That allows companies to take a much more flexible approach to their compute requirements (though they do pay a bit of a premium for this flexibility). This helps them handle short-term spikes but also drives experimentation and innovation because there are basically no upfront costs. If you had to go through a formal procurement process every time you wanted to try something, chances are it wouldn’t happen, or it would take months. IaaS gives developers inside even the largest enterprises more freedom to experiment without incurring a significant cost.
What’s more, having infrastructure available as a cloud service gives startups the ability to launch a a new business without having to make an enormous investment in hardware and building a data center to make it happen. That has enabled many of today’s startups to get off the ground.
Build me a platform
The final piece, and perhaps the least understood of the three components, is the notion of platform or — wait for it — Platform as a Service (PaaS).
Say you’re a programmer and you want to build something without having to delve into the details of how to manage your database or how to add more or fewer servers as demand scales up and down. If you use an infrastructure service like AWS, you aren’t responsible for managing the individual servers, but you still have to set them up and make sure they all work together. With a Platform as a Service, you can tap into a slew of existing components, such as security, storage, database, networking and so forth.
Before this approach, programmers had to program each part manually, a process that could take weeks or months. Platforms lower the barrier to entry, level the programming playing field and give programmers access to a broad set of tools that would be difficult or impossible to develop themselves.
This type gets tricky to understand because sometimes infrastructure and software vendors also offer platform services. Salesforce is a great example of that. It’s first and foremost a SaaS vendor, yet it’s also a platform. Lots of independent and successful companies have been built on top of Salesforce, including Apttus, FinancialForce, Veeva and ServiceMax. They can take advantage of all of Salesforce’s programming know-how and simply tap into the software services they have created. IaaS vendors like Google, Microsoft, IBM and AWS have also built these types of services for their customers. There are also open source offerings like OpenStack and Cloud Foundry.
Overall, it’s important to understand that these tools, whether built on a software service, stand-alone, open source or part of an infrastructure service, are designed to help programmers build software faster and more efficiently.
Driving the startup ecosystem

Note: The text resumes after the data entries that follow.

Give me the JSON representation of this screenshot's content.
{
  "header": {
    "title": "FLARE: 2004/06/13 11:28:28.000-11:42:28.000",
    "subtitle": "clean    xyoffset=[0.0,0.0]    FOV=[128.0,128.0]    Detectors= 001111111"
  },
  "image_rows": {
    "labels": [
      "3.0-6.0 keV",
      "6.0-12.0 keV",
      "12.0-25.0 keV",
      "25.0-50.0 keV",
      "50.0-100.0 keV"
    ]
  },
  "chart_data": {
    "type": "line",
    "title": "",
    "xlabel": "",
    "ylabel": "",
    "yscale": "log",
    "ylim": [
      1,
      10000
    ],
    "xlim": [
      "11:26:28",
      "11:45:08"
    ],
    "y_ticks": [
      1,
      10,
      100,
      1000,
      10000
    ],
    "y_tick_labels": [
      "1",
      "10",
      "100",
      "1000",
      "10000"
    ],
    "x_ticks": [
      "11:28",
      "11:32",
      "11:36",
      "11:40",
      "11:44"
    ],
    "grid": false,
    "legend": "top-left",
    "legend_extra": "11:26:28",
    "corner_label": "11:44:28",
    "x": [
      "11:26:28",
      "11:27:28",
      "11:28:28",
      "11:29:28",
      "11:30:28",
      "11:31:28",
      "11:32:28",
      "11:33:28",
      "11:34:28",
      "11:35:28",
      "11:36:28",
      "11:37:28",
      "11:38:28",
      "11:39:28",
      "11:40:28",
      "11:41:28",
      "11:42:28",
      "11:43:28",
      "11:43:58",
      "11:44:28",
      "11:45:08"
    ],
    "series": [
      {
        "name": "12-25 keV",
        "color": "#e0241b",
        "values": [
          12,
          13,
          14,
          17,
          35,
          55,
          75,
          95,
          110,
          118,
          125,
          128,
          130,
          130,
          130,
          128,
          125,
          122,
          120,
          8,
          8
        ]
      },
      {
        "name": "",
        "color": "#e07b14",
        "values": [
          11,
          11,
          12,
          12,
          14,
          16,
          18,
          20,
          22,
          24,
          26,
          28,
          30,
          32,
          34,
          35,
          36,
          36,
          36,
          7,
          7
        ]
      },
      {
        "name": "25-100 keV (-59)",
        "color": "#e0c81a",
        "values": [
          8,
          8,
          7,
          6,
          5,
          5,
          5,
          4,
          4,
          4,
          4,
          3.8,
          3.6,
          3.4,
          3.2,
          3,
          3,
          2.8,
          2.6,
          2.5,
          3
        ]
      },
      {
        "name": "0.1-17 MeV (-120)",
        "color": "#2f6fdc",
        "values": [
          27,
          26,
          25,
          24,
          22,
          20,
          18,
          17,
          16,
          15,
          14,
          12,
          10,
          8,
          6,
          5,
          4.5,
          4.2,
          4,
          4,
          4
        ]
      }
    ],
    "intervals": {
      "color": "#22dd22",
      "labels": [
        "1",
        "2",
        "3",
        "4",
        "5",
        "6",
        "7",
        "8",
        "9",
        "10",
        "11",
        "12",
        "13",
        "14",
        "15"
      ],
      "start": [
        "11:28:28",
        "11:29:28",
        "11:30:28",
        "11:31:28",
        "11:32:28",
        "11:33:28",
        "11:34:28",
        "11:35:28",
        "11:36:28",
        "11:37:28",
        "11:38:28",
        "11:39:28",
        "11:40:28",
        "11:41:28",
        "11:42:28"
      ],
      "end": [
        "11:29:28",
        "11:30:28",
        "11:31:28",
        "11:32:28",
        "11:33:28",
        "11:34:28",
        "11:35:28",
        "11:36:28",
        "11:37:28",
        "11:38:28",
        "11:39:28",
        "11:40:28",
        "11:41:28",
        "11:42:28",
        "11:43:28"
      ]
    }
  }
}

Today’s startup ecosystem, consumers and businesses of all kinds owe a big debt to the cloud. If you think about today’s most popular apps and services, such as Uber, Waze, Spotify or even Pokémon GO, they each require the cloud to make them work.
Take Uber as an example. It uses geolocation, maps, SMS messaging and payments, all of which require a cloud connection to function properly and allow the user to request a ride, the driver to find the person, for the two parties to communicate if needed and facilitate payment. Without the cloud, it would have been prohibitively expensive for a startup to build an app with this mix of complex functions, and have the computing resources to pull it off.
The cloud provides an unprecedented level of access that we take for granted today, but simply wasn’t financially or logistically realistic before it came along. Today, with the swipe of a credit card (or even for free in many cases), we have access to virtually any type of software, endless compute resources and a vast array of programming tools — and we owe it all to cloud technologies.
Featured Image: Bryce Durbin/TechCrunch